Merkley proposed removing the filibuster on conference committees, and highlighted the absurdity of the current system.
“It’s crazy that you have a filibuster on the debate whether to debate,” he said, especially if, as in the modern version, a politician need not physically filibuster.
“One of them should have to be on the floor debating it,” Merkley said, “so there’s time and energy, and they’re actually fulfilling that vision of the courtesy of hearing people out.”
Merkley admitted that these suggestions may not go far enough, but would “get rid of the silent paralysis we have right now,” he said. “Some say that the Senate is supposed to be a ‘cooling saucer’ … but no one, in designing the Constitution, wanted the Senate or the House to be a deep freeze.”
Several attendees of the town hall chalked the paralysis of the current Congress up to the influx of unaccounted for money in the aftermath of Citizens United vs. Federal Election Commission, in which the Supreme Court found that political donations from corporations, associations or labor unions were “political speech” protected by the First Amendment.
Joseph Stevenson, of Astoria, said that the vast sums of special-interest money in the current election model have created “a campaign that never stops” that has “led to a corruption of the entire system.”
Stevenson, who favored a two-month-long, publicly funded election, wondered what Merkley thought could be done to quell the tide of corporate money and restore the power of one person, one vote.
“In the context of Citizens United … we are in deep trouble,” Merkley said.
Merkley suggested closing the 501 (c)(4) loophole, which allows political nonprofits on both ends of the political spectrum to spend money on political advertising without disclosing their donors, and having the Securities Exchange Commission reform the election process – both of which could be done without trying to pass legislation through an increasingly fissured Congress.
“Past that, I just completely disagree with the finding of the Supreme Court,” Merkley said. “The Supreme Court found that large, unidentified, vast sums of money in our system are not corrosive and corruptive. And I think that it’s so obvious that they are that you have to wonder, for the five individuals who had that finding, well, what bubble they’re living in.”
Gearhart Mayor Diane Widdop emceed the event, which began with Merkley presenting Clatsop Community College President Larry Galizio with an American flag and a certificate that recognized the college with a “Military-Friendly School” distinction for its work with active-duty military and veterans.

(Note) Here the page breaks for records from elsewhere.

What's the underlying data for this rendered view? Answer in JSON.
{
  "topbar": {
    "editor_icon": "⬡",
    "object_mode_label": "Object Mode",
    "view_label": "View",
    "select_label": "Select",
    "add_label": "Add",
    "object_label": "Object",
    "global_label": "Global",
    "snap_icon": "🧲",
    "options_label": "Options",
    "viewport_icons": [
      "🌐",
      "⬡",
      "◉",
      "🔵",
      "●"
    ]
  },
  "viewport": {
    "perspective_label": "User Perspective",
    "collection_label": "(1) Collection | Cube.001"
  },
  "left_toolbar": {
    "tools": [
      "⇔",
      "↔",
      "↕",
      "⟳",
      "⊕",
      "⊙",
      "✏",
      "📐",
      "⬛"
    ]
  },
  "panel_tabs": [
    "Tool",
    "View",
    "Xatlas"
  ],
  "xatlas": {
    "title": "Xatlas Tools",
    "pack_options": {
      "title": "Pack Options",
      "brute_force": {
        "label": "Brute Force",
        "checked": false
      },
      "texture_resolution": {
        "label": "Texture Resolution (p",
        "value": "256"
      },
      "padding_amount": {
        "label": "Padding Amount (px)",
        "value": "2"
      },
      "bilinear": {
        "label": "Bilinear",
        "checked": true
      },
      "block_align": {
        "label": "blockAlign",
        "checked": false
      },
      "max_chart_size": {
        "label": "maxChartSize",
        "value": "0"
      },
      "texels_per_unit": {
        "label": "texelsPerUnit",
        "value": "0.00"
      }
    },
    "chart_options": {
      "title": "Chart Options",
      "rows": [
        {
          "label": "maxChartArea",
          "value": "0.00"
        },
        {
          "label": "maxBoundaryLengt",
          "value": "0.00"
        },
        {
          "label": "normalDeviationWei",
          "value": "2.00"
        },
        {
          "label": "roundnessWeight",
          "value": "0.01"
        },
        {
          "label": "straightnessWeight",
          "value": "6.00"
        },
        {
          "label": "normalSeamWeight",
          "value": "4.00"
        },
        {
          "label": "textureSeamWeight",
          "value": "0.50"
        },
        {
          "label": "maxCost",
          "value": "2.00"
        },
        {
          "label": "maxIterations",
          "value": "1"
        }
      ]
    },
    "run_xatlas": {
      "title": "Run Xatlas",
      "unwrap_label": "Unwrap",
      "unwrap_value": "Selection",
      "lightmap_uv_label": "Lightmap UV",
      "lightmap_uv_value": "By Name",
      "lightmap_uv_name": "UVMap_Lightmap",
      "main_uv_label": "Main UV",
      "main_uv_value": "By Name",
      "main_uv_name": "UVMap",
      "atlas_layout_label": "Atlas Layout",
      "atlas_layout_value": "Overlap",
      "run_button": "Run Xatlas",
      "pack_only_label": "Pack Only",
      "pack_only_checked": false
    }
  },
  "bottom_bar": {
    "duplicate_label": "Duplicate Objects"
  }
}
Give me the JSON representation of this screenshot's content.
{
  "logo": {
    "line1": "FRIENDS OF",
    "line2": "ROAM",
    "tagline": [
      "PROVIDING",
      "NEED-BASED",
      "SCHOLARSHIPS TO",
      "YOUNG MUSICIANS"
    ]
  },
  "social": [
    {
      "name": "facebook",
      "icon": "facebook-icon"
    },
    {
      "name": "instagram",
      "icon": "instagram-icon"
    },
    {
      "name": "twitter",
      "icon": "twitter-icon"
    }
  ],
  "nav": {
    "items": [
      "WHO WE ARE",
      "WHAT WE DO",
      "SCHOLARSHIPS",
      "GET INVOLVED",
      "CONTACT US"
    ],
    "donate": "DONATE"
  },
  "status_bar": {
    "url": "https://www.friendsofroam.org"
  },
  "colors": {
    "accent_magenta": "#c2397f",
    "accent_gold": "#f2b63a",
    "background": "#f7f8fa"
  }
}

Merkley lamented not being able to see the elk during his visit to Gearhart, but was appreciative of the attentive, informed audience and the issues they raised.
“When I hear about these issues from your leaders or from citizens directly, it enables me to go fight for those things,” he said. “Thank you for this very direct participation in our representative democracy and it’s an honor to serve you.”
The Daily Astorian, 1.23.14. Link: http://goo.gl/HlOyQI